Asset manager stewardship approaches ‘not aligned with expectations’, warns FCA

Review of manager alignment with guiding principles finds some progress, but improvements needed on stewardship and 'unexpected' ESG fund holdings.

The UK’s financial watchdog has warned that the design of fund managers’ stewardship approaches does not meet its expectations, in a wider review of how firms are aligning with its guiding principles on ESG funds.

The Financial Conduct Authority published the review on Thursday ahead of its final rules on sustainability disclosure requirements and fund labelling, expected before the end of the year.

The principles, published in July 2021, were prompted by the number of poor-quality fund applications seen by the FCA.

The FCA said it had found evidence of good practice and progress, but many firms still have further to go in order to meet its expectations.

While many managers said they used stewardship as a tool to further funds’ sustainable investment objectives, the FCA said it was difficult to identify these approaches from fund literature alone. It also said it was challenging to identify how firm-wide activities related to fund-level objectives.

The FCA said it expected that measuring stewardship impact may be an ongoing challenge, as some managers demonstrated “longstanding, developed and transparent” engagement programmes but it was difficult to identify clear examples of progress as a result.

Some firms in the review “appeared to rely heavily on stewardship activities without being able to demonstrate how they set, assessed and monitored outcomes, and how these linked to the investment objectives of funds”, it said.

The most effective stewardship approaches were seen at managers where the stewardship activity was embedded within investment teams, “providing investment managers with ownership of engagement activity with the support of a central stewardship resource”.

Among the FCA’s other findings was that some ESG or sustainability-labelled funds did not have specific ESG objectives alongside their financial goals; that disclosures on financed emissions were sometimes incomplete; and that while governance arrangements have evolved over time, there were issues in oversight for older funds and those that had been adjusted to include ESG objectives and policies since launch.
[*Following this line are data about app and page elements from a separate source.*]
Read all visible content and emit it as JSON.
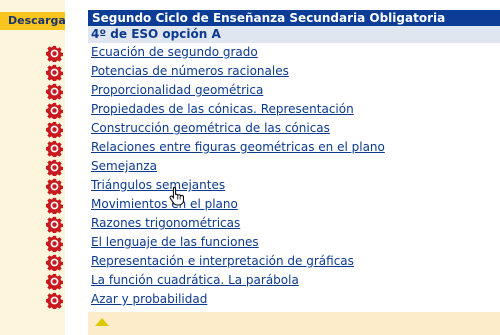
{
  "sidebar": {
    "tab_label": "Descarga"
  },
  "main": {
    "header": "Segundo Ciclo de Enseñanza Secundaria Obligatoria",
    "subheader": "4º de ESO opción A",
    "links": [
      "Ecuación de segundo grado",
      "Potencias de números racionales",
      "Proporcionalidad geométrica",
      "Propiedades de las cónicas. Representación",
      "Construcción geométrica de las cónicas",
      "Relaciones entre figuras geométricas en el plano",
      "Semejanza",
      "Triángulos semejantes",
      "Movimientos en el plano",
      "Razones trigonométricas",
      "El lenguaje de las funciones",
      "Representación e interpretación de gráficas",
      "La función cuadrática. La parábola",
      "Azar y probabilidad"
    ]
  },
  "icons": {
    "download": "gear-icon",
    "back_to_top": "up-arrow-icon",
    "cursor": "hand-cursor-icon"
  },
  "colors": {
    "header_bg": "#0b3c96",
    "subheader_bg": "#dfe6ef",
    "link": "#0c3a8e",
    "tab_bg": "#f7c51e",
    "gear": "#c8191e",
    "bottom_bar": "#fcecc9"
  }
}
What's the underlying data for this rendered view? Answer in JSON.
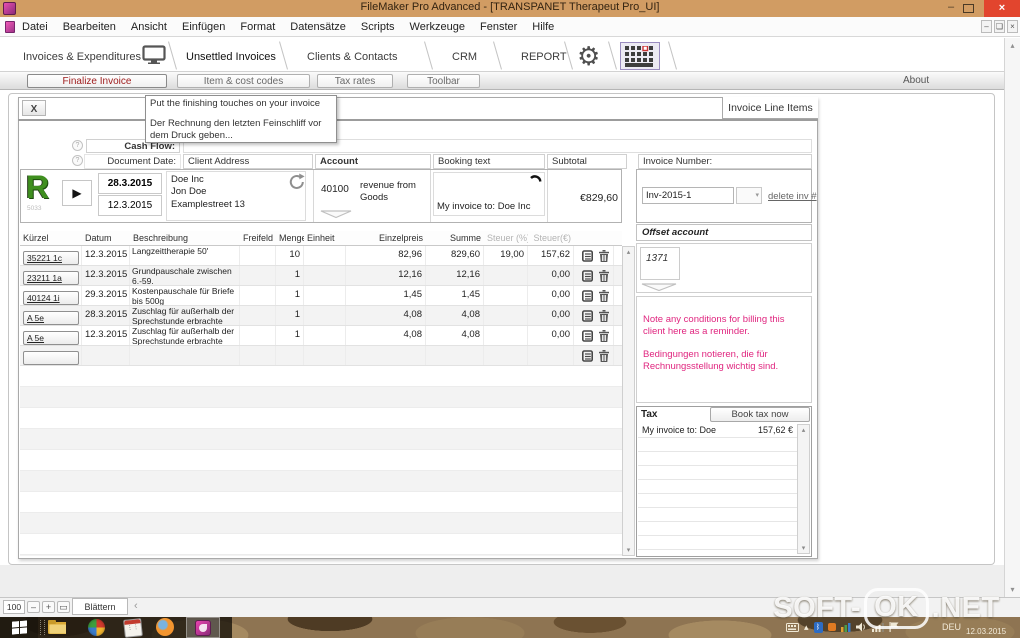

The FCA also took issue with ESG funds that held firms in the oil, gas, mining and manufacturing sectors. While documentation explained that these firms were held because they were on a path to net zero, in some cases these firms lacked a Scope 3 target and this absence was not made clear in fund literature.

The guiding principles state that managers should consider explaining contradictory holdings in an ESG fund, and the FCA said managers should have a credible approach to the treatment of these holdings. The FCA has previously consulted on including mandatory disclosures of “unexpected” investments held by ESG funds under its labelling and disclosures system.

The FCA also highlighted examples of good practice across the principles. These included a strong focus on investment research and due diligence for asset selection, due diligence on third-party data providers, and active engagement and voting policies. Firms are also making efforts to measure and record stewardship outcomes, it said.

The review looked at 12 managers of varying sizes, reviewed fund disclosures available to retail investors and visited managers to discuss their approaches. However, it did not cover marketing materials.

Moving forward, the FCA said it expected managers to assess how they are meeting its rules in relation to their ESG funds, and that it would continue to monitor the market including during the fund authorisation process.

“We expect boards to take the lead in monitoring and ensuring firms make any changes required to further enhance sustainability disclosures and practices,” said Camille Blackburn, the FCA’s director of wholesale buy-side.